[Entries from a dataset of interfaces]
⁂
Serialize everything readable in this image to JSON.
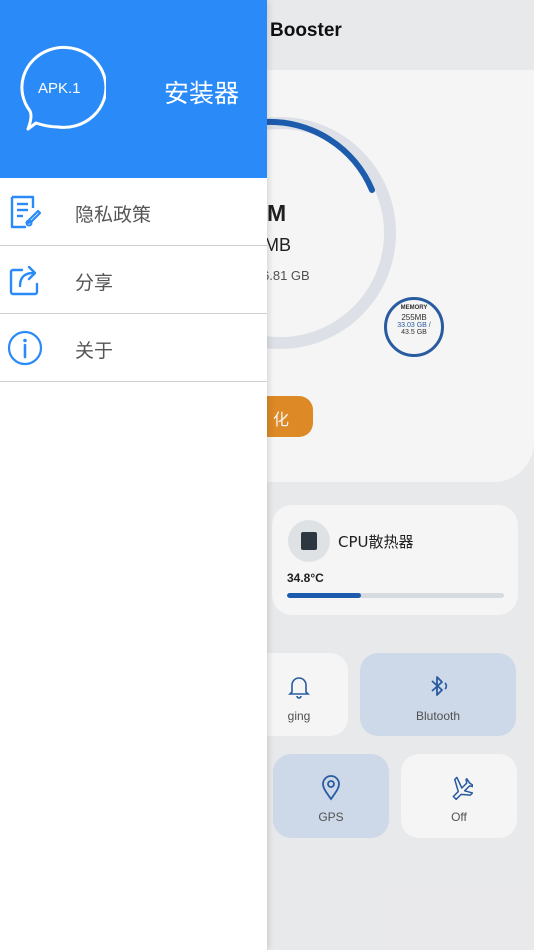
{
  "app": {
    "title": "Booster",
    "ram_big": "M",
    "ram_mid": "MB",
    "ram_small": "6.81 GB",
    "memory": {
      "label": "MEMORY",
      "used": "255MB",
      "free": "33.03 GB /",
      "total": "43.5 GB"
    },
    "optimize_label": "化",
    "cpu": {
      "label": "CPU散热器",
      "temp": "34.8°C",
      "level_percent": 34
    },
    "tiles": {
      "charging": "ging",
      "bluetooth": "Blutooth",
      "gps": "GPS",
      "airplane": "Off"
    },
    "colors": {
      "accent": "#2a8af8",
      "gauge": "#1f5fb3",
      "optimize": "#e58f28",
      "active_tile": "#d6e2f2"
    }
  },
  "drawer": {
    "logo_text": "APK.1",
    "title": "安装器",
    "items": [
      {
        "label": "隐私政策",
        "icon": "document-edit-icon"
      },
      {
        "label": "分享",
        "icon": "share-icon"
      },
      {
        "label": "关于",
        "icon": "info-icon"
      }
    ]
  }
}
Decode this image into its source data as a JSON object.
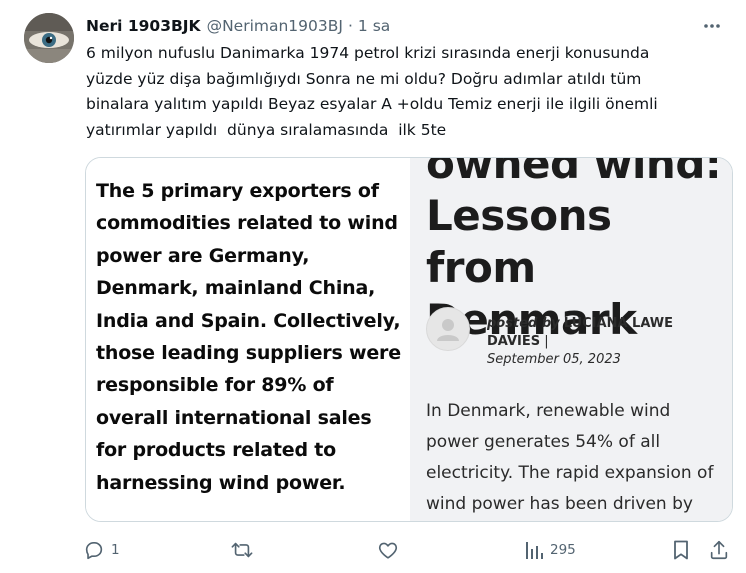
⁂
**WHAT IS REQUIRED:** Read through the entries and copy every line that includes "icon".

**SOLUTION TO THE PROBLEM:**
        "icon": "document-edit-icon"
        "icon": "share-icon"
        "icon": "info-icon"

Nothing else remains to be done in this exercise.